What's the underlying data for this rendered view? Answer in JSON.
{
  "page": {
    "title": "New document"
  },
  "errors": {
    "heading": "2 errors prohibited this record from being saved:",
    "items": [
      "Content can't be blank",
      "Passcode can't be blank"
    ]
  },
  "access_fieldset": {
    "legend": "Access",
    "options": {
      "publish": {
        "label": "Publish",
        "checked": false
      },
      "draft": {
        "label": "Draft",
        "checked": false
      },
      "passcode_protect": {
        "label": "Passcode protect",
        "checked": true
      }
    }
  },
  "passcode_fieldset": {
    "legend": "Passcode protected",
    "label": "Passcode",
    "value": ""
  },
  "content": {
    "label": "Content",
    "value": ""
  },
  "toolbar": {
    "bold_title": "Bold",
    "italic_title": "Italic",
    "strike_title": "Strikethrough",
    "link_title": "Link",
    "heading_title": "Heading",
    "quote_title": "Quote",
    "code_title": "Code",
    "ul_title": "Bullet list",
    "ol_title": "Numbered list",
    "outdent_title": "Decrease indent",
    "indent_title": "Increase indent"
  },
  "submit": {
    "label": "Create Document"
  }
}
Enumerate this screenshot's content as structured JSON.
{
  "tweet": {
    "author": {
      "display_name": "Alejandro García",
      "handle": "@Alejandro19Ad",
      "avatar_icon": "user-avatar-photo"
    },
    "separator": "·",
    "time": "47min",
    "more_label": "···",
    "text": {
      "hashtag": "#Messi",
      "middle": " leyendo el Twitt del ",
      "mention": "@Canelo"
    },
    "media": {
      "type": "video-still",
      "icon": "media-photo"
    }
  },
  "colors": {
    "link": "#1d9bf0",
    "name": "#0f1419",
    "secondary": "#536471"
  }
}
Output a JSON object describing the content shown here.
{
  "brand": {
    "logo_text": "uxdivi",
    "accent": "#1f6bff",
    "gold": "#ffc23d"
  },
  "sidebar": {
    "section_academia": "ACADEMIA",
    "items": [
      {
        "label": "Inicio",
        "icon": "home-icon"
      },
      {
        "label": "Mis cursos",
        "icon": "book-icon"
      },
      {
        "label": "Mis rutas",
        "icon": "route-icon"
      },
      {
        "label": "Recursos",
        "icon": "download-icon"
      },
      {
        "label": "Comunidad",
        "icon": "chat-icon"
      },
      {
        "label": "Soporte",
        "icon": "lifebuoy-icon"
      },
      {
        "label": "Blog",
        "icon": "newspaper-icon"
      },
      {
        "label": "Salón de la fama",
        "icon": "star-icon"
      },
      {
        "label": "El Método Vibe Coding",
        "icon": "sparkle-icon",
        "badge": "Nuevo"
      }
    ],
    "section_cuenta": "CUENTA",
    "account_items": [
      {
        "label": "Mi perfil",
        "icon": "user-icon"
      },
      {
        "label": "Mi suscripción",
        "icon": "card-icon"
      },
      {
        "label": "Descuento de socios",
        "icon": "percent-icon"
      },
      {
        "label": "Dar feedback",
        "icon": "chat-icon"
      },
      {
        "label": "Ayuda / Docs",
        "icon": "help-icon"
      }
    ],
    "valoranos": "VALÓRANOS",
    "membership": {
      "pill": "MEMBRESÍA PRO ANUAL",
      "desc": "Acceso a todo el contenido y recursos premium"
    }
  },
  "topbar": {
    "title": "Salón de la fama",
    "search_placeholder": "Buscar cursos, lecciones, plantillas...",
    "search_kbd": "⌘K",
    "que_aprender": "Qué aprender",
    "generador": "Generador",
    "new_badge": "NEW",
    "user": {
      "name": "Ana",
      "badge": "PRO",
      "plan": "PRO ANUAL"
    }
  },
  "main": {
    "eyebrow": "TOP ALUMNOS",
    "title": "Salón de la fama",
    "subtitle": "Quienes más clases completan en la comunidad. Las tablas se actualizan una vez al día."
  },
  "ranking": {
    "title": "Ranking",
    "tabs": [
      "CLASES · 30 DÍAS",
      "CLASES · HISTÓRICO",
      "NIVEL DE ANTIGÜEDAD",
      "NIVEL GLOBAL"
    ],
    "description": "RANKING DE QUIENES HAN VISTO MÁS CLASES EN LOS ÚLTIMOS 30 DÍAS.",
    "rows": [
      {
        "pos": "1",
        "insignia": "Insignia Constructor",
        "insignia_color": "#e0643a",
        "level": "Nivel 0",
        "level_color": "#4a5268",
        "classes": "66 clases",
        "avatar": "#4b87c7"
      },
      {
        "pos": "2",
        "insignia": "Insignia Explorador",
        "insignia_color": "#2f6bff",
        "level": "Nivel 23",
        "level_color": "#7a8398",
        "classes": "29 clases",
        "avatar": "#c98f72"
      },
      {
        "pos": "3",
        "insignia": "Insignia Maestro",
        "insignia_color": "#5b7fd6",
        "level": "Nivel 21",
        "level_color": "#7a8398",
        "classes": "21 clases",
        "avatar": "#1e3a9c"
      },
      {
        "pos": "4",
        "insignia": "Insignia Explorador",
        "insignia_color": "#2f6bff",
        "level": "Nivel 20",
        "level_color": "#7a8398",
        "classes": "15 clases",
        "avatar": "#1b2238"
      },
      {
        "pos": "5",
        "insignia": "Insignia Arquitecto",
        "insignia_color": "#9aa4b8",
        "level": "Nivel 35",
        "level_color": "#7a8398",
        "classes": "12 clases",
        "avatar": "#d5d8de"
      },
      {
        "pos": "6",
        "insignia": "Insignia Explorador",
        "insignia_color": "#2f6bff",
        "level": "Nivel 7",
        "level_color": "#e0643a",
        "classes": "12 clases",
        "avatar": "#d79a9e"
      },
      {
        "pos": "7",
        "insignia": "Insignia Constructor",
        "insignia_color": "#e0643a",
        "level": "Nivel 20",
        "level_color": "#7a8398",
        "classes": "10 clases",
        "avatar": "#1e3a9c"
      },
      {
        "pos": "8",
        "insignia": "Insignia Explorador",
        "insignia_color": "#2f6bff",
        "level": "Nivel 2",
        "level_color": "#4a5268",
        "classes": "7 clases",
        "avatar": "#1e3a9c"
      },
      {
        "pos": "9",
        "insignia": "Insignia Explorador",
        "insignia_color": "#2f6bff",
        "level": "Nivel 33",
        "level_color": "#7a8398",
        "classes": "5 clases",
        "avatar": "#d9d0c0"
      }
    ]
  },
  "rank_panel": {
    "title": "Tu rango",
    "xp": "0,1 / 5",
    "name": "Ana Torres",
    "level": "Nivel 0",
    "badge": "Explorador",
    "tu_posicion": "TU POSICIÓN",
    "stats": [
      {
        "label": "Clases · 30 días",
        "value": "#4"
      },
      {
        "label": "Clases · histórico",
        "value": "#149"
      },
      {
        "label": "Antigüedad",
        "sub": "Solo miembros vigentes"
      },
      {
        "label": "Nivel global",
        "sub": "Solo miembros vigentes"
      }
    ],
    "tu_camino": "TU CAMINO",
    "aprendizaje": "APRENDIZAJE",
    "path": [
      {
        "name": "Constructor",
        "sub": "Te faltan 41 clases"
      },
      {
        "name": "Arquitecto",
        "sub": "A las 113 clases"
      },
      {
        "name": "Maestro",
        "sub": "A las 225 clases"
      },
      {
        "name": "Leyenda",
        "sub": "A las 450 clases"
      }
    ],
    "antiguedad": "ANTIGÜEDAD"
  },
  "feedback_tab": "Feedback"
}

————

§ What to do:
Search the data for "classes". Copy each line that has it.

§ Written solution:
        "classes": "66 clases",
        "classes": "29 clases",
        "classes": "21 clases",
        "classes": "15 clases",
        "classes": "12 clases",
        "classes": "12 clases",
        "classes": "10 clases",
        "classes": "7 clases",
        "classes": "5 clases",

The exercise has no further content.